A fancy old style building in the historical centre is the Palacio Nacional de El Salvador, I actually thought this was the place where the president lives until a local told me I could go in as it’s been turned into a tourist attraction. It costs $5 to go in and you get taken around by a guide, the guide spoke great English and was very knowledgeable about the place. This place used to be where political decisions for the country where made and it is built from materials from Europe such as Italian marble. There was even a small exhibition on the El Mozote massacre which I never knew about, the massacre by the Salvadoran government which claimed more than 800 lives, which were mostly innocent civilians.
Take a walk Around the Historical Centre
The historical centre is the most lively place in the city and surrounding the old buildings such as the Teatro Nacional, you will see street businesses and people performing and dancing to cumbia.
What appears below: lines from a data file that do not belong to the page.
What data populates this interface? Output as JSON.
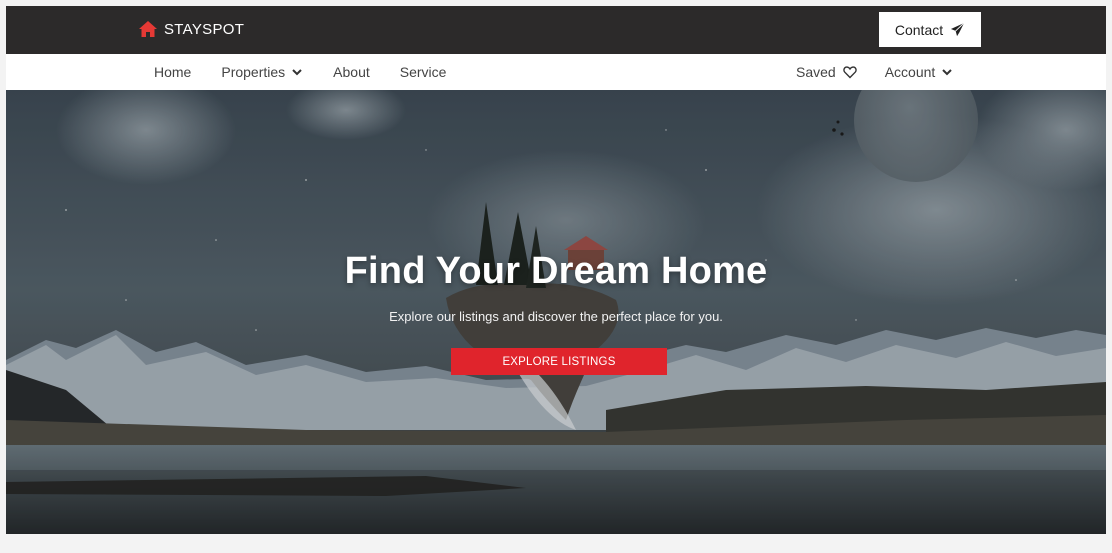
{
  "brand": {
    "name": "STAYSPOT",
    "icon": "home-icon",
    "icon_color": "#e53935"
  },
  "topbar": {
    "contact_label": "Contact",
    "contact_icon": "paper-plane-icon"
  },
  "nav": {
    "left": [
      {
        "label": "Home"
      },
      {
        "label": "Properties",
        "icon": "chevron-down-icon"
      },
      {
        "label": "About"
      },
      {
        "label": "Service"
      }
    ],
    "right": [
      {
        "label": "Saved",
        "icon": "heart-icon"
      },
      {
        "label": "Account",
        "icon": "chevron-down-icon"
      }
    ]
  },
  "hero": {
    "title": "Find Your Dream Home",
    "subtitle": "Explore our listings and discover the perfect place for you.",
    "cta_label": "EXPLORE LISTINGS",
    "cta_color": "#e0242c"
  },
  "colors": {
    "topbar": "#2c2a2a",
    "navbar": "#ffffff",
    "page": "#f3f3f3"
  }
}
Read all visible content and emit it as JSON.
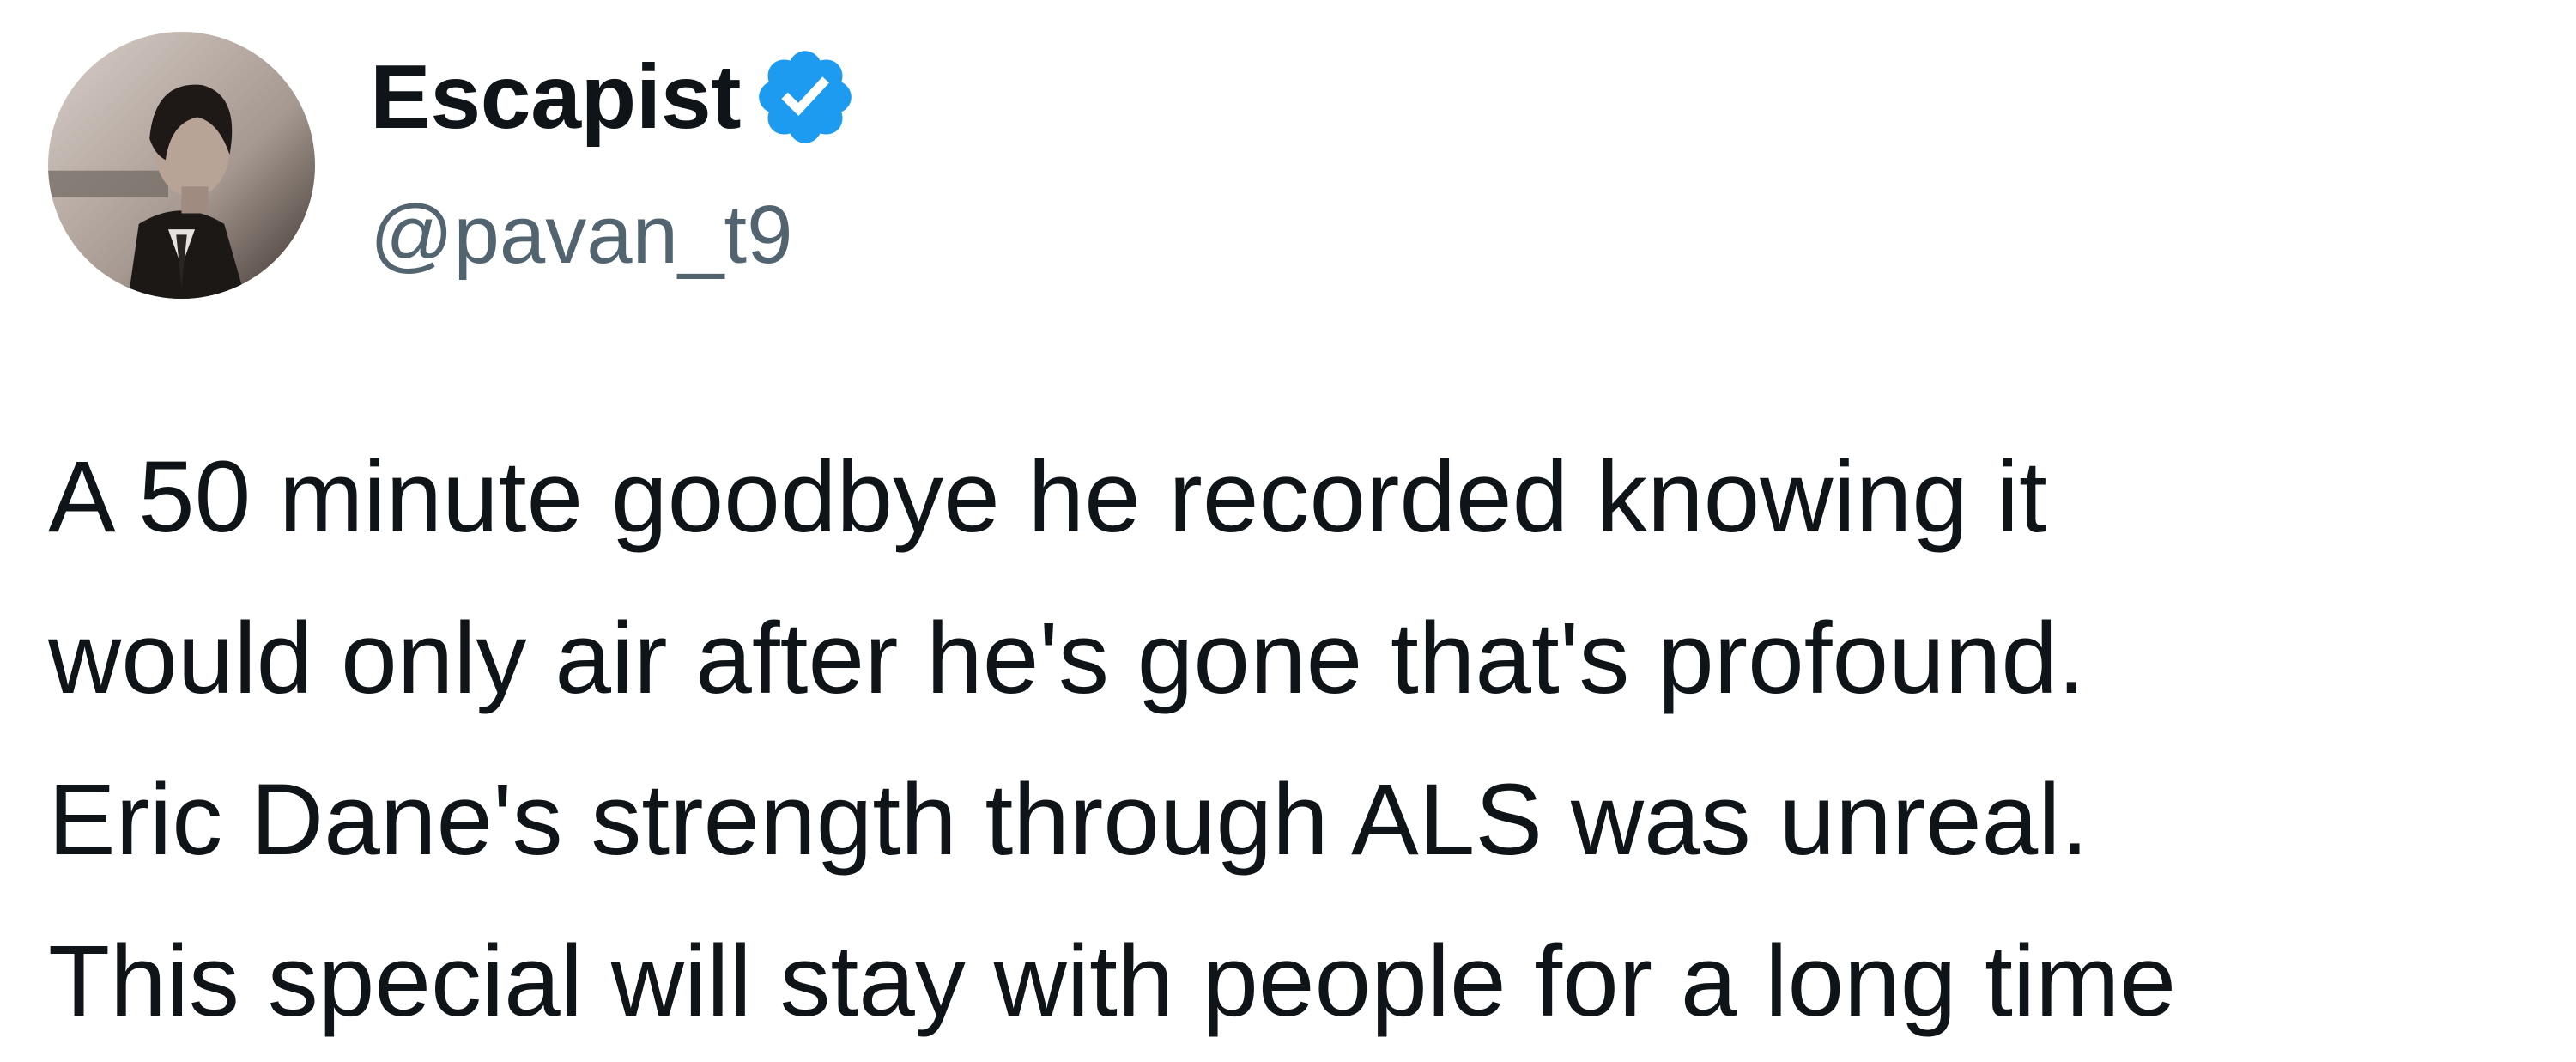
{
  "author": {
    "display_name": "Escapist",
    "handle": "@pavan_t9",
    "verified": true,
    "avatar_icon": "profile-photo-avatar",
    "badge_icon": "verified-check-icon",
    "badge_color": "#1d9bf0"
  },
  "tweet": {
    "lines": [
      "A 50 minute goodbye he recorded knowing it",
      "would only air after he's gone that's profound.",
      "Eric Dane's strength through ALS was unreal.",
      "This special will stay with people for a long time"
    ]
  },
  "colors": {
    "text_primary": "#0f1419",
    "text_secondary": "#536471",
    "background": "#ffffff"
  }
}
Although it starts to die off around here when it gets dark, the massive cathedral and other buildings look fantastic as they’re lit up. During the day, it’s worth passing by is Parque Libertad which has a monument to commemorate El Salvador’s freedom, it has a lot of local people hanging around, I even saw a few guys with instruments performing banda while others danced.
It’s a good insight into local life to come here. You also don’t have to worry about safety round here as there are a lot of police and military walking around.
The Dark Side of El Salvador at Museo de la Palabra y Imagen
Something that’s not to be missed is this small museum which is just outside of the historical centre, it’s a small museum which receives very few tourists and you only need to pay $2 for it. I think it’s a must visit as it gives you an understanding of how harrowing the war was which went on for more than a decade.
The museum has information about El Salvador’s history of the uprising in 1932 and the civil war. You can see the photographs taken by Richard Boyle who was an American journalist who risked his life to report on the war. The most harrowing part is the paintings which depict the brutality of war and the tapestries which depict unspeakable atrocities made by women who survived the war.
Take in Nature at El Boquerón
El Salvador is a country of volcanoes, one of them is easily to get to from San Salvador, you can take an Uber that will take you right outside of the site and you have to pay $3 to enter. You have to walk up some stairs for 10 minutes to get to the lookout points, once you get there, you’ll be met with an incredible view of a crater and greenery as far as the eye can see. This just might have been my favourite place I visited in San Salvador as the views were insane. You don’t have to do a crazy amount of walking to see the volcano as it isn’t too much of a hike.
See Military Vehicles up Close at the Military Museum
This museum is a little out of the way, however it is worth taking a look at, it’s located in a park next to a huge map of El Salvador on the ground. It’s also free to enter and is a relatively small museum. There are a good few military vehicles you can look at such as tanks, planes, helicopters and even the Pope’s car. The museum tells you a little bit about the history of El Salvador’s army such as their involvement with the UN in the Iraq war.
Is San Salvador worth visiting? Absolutely and things are only going to get better from the way things are going in this country. It’s a very affordable city and the lack of tourists gives it some authenticity. Even if you don’t speak Spanish, you will feel the warmth of the Salvadoran people.